One of the scariest places on this green earth has to be the Pripyat Amusement Park in the Ukraine. The doors to this ill-fated theme park opened for the first time on the very same day that the Chernobyl disaster happened, and the whole town of Pripyat was abandoned soon after. Their brand new theme park became a ghostly symbol of the fall of the town which had been purposely built for employees of Chernobyl and their families.
These days, 30 years later, Pripyat still lies uninhabited, and parts of the city are still extremely dangerous due to radiation, meaning not only is this theme park spooky, but it is also hugely dangerous.
9. Takakanonuma Greenland - Hobara, Japan
Takakanonuma Greenland is a theme park that frequently comes up on lists of haunted places, and with good reason. This park, which was build in 1973, only stayed open two years before being closed due to several deaths having happened on its rides. For most this would be good enough reason to disassemble the park for good, but the owners disagreed and, after a renovation, it was reopened again in 1986. This time the park was much more of a success, but it was closed for the second time in 1999 after financial pressures.
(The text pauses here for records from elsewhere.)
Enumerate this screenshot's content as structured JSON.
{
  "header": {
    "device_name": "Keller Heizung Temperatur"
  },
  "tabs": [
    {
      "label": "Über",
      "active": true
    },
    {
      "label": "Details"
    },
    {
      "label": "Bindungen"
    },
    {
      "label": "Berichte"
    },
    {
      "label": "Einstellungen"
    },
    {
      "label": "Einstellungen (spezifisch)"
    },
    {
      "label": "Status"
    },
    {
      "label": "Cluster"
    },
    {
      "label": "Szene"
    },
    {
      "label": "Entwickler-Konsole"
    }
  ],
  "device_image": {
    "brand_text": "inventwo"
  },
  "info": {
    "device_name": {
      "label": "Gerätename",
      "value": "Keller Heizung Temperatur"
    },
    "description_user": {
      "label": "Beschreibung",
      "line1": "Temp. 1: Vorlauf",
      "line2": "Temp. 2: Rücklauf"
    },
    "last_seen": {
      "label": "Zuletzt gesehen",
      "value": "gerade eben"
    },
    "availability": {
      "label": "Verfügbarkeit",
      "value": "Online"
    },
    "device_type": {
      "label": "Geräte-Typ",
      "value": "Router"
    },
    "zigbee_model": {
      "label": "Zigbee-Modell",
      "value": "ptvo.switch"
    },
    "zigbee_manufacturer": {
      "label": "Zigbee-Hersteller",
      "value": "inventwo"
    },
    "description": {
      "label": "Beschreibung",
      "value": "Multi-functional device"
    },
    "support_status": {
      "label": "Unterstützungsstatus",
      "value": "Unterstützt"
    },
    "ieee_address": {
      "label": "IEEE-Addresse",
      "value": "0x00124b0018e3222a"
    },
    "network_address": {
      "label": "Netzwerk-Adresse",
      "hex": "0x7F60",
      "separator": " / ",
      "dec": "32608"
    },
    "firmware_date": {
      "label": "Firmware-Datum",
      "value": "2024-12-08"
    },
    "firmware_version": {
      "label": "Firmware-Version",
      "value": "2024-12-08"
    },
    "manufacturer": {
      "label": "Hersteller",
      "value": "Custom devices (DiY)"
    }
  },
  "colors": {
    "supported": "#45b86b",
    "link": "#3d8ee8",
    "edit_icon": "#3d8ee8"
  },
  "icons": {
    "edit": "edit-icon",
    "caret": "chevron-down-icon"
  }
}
The park lies very close to the local forests, and it's clear to see that forests have started to take over the enormous structures that once were the scenes of tragic deaths. In addition to the forests, it is also often shrouded in mist, giving the whole place a chilling, haunted feel.
10. Wonderland - Beijing, China
Close to the enormous city of Beijing lies a creepy reminder of an amusement park that was never quite finished. Wonderland was intended to be the biggest amusement park in Asia, and was planned to have a fairy tale town and castle similar to Disneyland. Unfortunately after funding ran out in 1998 construction on the project ended and ever since then the structures which had been either completed, or partially completed have been left to waste away, a skeleton of what it could have been.